POLITICO contacted nearly three dozen current JList members for this story. The majority either declined to comment or didn’t respond to interview requests — and then returned to JList to post items on why they wouldn’t be talking to POLITICO about what goes on there.
In an e-mail, Klein said he understands that the JList’s off-the-record rule “makes it seems secretive.” But he insisted that JList discussions have to be off the record in order to “ensure that folks feel safe giving off-the-cuff analysis and instant reactions.”
One byproduct of that secrecy: For all its high-profile membership — which includes Nobel Prize-winning columnist Paul Krugman; staffers from Newsweek, POLITICO, Huffington Post, The New Republic, The Nation and The New Yorker; policy wonks, academics and bloggers such as Klein and Matthew Yglesias — JList itself has received almost no attention from the media.
A LexisNexis search for JournoList reveals exactly nothing.

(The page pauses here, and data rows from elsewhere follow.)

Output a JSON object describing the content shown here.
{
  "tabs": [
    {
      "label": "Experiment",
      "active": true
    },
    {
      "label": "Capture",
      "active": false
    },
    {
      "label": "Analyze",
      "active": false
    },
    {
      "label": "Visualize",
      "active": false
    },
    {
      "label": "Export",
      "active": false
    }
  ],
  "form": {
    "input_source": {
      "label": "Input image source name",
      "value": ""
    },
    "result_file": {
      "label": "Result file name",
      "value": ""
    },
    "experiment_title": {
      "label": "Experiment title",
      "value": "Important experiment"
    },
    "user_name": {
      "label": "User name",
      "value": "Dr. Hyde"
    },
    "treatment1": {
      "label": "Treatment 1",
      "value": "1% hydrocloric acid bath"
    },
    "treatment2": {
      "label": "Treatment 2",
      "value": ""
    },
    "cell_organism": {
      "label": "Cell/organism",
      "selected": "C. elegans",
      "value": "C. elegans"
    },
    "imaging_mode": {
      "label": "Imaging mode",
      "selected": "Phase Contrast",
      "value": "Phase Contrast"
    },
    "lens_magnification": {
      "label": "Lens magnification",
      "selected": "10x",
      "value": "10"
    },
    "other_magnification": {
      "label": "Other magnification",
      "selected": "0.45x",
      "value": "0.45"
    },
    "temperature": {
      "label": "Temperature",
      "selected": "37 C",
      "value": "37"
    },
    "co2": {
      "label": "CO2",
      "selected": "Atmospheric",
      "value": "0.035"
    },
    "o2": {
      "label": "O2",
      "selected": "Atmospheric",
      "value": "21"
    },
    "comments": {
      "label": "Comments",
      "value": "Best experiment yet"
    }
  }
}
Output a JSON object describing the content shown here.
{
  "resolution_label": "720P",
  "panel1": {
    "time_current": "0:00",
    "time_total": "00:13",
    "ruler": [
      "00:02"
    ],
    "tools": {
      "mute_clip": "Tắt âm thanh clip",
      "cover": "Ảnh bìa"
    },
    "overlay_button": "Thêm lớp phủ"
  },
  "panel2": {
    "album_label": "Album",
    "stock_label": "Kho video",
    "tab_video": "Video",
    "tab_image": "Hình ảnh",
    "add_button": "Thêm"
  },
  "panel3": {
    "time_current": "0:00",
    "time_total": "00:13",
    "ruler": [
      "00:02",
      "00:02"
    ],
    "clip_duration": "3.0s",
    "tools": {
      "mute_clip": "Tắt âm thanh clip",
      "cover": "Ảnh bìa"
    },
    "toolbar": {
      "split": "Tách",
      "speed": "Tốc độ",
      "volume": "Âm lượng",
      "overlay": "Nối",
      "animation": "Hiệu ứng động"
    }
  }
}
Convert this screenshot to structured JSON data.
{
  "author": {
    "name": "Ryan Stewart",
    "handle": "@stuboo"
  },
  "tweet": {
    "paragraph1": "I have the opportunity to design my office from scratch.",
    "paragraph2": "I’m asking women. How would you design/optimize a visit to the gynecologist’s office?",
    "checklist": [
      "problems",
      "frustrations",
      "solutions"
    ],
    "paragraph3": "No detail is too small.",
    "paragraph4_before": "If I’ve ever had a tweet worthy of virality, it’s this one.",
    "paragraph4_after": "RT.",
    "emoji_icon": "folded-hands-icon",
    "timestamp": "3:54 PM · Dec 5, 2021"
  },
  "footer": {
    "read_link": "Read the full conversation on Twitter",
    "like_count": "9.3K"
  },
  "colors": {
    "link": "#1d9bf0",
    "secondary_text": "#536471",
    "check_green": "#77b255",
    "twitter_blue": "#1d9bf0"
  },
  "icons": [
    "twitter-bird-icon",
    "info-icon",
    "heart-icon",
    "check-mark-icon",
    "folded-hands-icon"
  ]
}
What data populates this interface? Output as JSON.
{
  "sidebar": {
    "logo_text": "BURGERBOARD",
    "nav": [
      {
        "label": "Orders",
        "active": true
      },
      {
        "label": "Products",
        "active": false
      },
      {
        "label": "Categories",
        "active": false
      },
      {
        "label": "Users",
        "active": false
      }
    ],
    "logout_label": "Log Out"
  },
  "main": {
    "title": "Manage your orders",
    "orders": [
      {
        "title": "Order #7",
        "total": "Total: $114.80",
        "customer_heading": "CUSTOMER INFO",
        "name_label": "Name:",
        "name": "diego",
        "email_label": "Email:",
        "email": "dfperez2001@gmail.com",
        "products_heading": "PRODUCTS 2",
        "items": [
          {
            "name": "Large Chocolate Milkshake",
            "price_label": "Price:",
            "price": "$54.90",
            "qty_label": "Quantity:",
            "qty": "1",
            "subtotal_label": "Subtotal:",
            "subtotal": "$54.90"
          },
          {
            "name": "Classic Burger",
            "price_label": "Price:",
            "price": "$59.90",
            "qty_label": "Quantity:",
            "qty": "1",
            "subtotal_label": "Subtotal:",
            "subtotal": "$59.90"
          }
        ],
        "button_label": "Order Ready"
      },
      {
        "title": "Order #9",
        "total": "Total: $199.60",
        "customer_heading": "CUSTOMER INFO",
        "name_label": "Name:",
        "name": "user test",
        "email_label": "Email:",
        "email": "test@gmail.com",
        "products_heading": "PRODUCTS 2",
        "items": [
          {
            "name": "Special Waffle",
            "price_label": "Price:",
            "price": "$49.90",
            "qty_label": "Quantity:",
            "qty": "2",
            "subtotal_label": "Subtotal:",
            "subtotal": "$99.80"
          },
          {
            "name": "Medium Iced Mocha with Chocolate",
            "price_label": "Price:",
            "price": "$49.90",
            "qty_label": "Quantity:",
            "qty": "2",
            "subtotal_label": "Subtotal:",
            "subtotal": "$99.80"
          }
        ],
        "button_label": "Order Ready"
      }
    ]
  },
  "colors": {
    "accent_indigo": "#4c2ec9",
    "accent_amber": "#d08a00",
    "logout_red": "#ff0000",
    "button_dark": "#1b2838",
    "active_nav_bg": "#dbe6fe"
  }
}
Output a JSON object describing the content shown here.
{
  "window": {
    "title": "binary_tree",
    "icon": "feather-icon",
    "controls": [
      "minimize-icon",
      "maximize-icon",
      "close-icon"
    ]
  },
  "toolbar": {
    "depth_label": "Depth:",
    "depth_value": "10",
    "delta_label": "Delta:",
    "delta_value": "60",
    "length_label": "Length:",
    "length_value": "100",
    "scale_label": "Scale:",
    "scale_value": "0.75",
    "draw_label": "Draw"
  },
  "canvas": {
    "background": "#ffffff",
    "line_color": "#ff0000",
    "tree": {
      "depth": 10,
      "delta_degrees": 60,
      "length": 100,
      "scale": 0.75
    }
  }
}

Slate’s Mickey Kaus, a nonmember, may be the only professional writer to have referred to it “in print” more than once — albeit dismissively, as the “Klein Klub.”
While members may talk freely about JList at, say, a Columbia Heights house party, there’s a “Fight Club”-style code of silence when it comes to discussing it for publication.